* _TASK BRIEF_
It would help if you retyped the data exactly, leaving out the pictures.

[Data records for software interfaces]
────────────────────

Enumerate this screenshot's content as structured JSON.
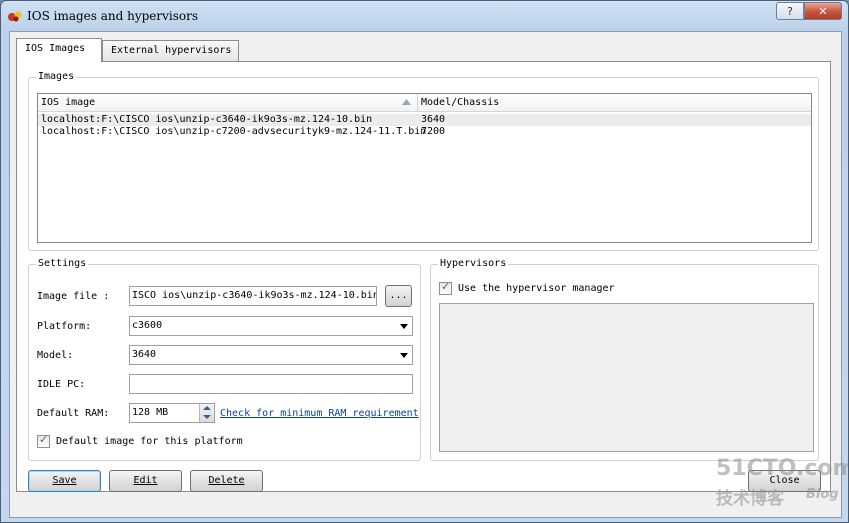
{
  "window": {
    "title": "IOS images and hypervisors",
    "help_label": "?",
    "close_label": "✕"
  },
  "tabs": [
    {
      "label": "IOS Images",
      "active": true
    },
    {
      "label": "External hypervisors",
      "active": false
    }
  ],
  "images_group": {
    "label": "Images",
    "columns": [
      "IOS image",
      "Model/Chassis"
    ],
    "sort_icon": "sort-ascending-icon",
    "rows": [
      {
        "image": "localhost:F:\\CISCO ios\\unzip-c3640-ik9o3s-mz.124-10.bin",
        "model": "3640"
      },
      {
        "image": "localhost:F:\\CISCO ios\\unzip-c7200-advsecurityk9-mz.124-11.T.bin",
        "model": "7200"
      }
    ]
  },
  "settings": {
    "label": "Settings",
    "image_file_label": "Image file :",
    "image_file_value": "ISCO ios\\unzip-c3640-ik9o3s-mz.124-10.bin",
    "browse_label": "...",
    "platform_label": "Platform:",
    "platform_value": "c3600",
    "model_label": "Model:",
    "model_value": "3640",
    "idle_pc_label": "IDLE PC:",
    "idle_pc_value": "",
    "default_ram_label": "Default RAM:",
    "default_ram_value": "128 MB",
    "ram_link": "Check for minimum RAM requirement",
    "default_image_label": "Default image for this platform",
    "default_image_checked": true
  },
  "hypervisors": {
    "label": "Hypervisors",
    "use_manager_label": "Use the hypervisor manager",
    "use_manager_checked": true
  },
  "buttons": {
    "save": "Save",
    "edit": "Edit",
    "delete": "Delete",
    "close": "Close"
  },
  "watermark": {
    "line1": "51CTO.com",
    "line2": "技术博客",
    "line3": "Blog"
  },
  "colors": {
    "titlebar": "#c4d7ec",
    "link": "#0a3fa0",
    "close_button": "#c8543c"
  }
}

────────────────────

* _SOLUTION_
Enumerate this screenshot's content as structured JSON.
{
  "window": {
    "title": "IOS images and hypervisors",
    "help_label": "?",
    "close_label": "✕"
  },
  "tabs": [
    {
      "label": "IOS Images",
      "active": true
    },
    {
      "label": "External hypervisors",
      "active": false
    }
  ],
  "images_group": {
    "label": "Images",
    "columns": [
      "IOS image",
      "Model/Chassis"
    ],
    "sort_icon": "sort-ascending-icon",
    "rows": [
      {
        "image": "localhost:F:\\CISCO ios\\unzip-c3640-ik9o3s-mz.124-10.bin",
        "model": "3640"
      },
      {
        "image": "localhost:F:\\CISCO ios\\unzip-c7200-advsecurityk9-mz.124-11.T.bin",
        "model": "7200"
      }
    ]
  },
  "settings": {
    "label": "Settings",
    "image_file_label": "Image file :",
    "image_file_value": "ISCO ios\\unzip-c3640-ik9o3s-mz.124-10.bin",
    "browse_label": "...",
    "platform_label": "Platform:",
    "platform_value": "c3600",
    "model_label": "Model:",
    "model_value": "3640",
    "idle_pc_label": "IDLE PC:",
    "idle_pc_value": "",
    "default_ram_label": "Default RAM:",
    "default_ram_value": "128 MB",
    "ram_link": "Check for minimum RAM requirement",
    "default_image_label": "Default image for this platform",
    "default_image_checked": true
  },
  "hypervisors": {
    "label": "Hypervisors",
    "use_manager_label": "Use the hypervisor manager",
    "use_manager_checked": true
  },
  "buttons": {
    "save": "Save",
    "edit": "Edit",
    "delete": "Delete",
    "close": "Close"
  },
  "watermark": {
    "line1": "51CTO.com",
    "line2": "技术博客",
    "line3": "Blog"
  },
  "colors": {
    "titlebar": "#c4d7ec",
    "link": "#0a3fa0",
    "close_button": "#c8543c"
  }
}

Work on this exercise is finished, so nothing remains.